> [WORK ORDER]:
Copy each line of the data that has "改ページ" in it.

[Web page and app entries]
#####

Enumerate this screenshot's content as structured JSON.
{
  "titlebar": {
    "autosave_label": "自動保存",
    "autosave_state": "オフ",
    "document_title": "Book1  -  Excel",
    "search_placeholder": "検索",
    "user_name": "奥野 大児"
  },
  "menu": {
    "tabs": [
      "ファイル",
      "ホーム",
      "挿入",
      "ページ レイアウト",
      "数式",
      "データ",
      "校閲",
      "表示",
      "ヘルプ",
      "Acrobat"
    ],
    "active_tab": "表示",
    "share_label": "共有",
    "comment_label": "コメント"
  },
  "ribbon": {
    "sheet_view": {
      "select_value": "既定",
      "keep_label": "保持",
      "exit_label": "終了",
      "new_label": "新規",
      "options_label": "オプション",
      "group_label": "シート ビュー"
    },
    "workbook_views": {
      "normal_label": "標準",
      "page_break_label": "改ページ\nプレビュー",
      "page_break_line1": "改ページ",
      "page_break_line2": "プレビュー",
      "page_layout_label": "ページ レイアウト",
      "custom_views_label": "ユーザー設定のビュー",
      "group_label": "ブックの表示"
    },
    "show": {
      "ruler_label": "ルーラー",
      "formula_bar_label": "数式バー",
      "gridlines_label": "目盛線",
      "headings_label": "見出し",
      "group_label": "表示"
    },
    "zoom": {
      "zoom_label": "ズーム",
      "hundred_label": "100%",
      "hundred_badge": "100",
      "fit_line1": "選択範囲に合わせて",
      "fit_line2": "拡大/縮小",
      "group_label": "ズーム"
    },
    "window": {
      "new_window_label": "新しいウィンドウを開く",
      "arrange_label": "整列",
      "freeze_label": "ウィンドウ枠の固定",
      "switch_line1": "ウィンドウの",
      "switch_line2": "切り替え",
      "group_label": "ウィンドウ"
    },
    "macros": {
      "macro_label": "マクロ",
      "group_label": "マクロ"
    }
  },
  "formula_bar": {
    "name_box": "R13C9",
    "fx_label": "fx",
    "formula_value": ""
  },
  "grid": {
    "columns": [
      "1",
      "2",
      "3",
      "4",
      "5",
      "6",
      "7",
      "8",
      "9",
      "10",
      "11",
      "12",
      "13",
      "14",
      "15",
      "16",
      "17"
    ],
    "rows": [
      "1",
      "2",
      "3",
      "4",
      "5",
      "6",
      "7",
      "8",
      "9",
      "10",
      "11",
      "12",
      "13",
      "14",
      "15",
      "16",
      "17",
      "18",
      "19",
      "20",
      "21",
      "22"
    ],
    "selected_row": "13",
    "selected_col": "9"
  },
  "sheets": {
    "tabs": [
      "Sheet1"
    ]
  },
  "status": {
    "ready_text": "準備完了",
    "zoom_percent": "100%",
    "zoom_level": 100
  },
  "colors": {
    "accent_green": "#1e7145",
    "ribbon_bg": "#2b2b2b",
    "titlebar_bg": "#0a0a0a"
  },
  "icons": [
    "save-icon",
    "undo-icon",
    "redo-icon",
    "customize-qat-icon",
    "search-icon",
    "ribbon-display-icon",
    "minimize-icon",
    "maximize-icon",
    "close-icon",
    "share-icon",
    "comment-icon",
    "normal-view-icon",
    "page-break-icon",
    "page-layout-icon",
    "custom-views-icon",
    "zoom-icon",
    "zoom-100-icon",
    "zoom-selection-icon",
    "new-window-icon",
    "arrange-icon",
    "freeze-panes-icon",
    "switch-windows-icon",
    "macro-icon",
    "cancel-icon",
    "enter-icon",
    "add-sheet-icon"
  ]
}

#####

> [RESULT FOR THIS EXERCISE]:
      "page_break_label": "改ページ\nプレビュー",
      "page_break_line1": "改ページ",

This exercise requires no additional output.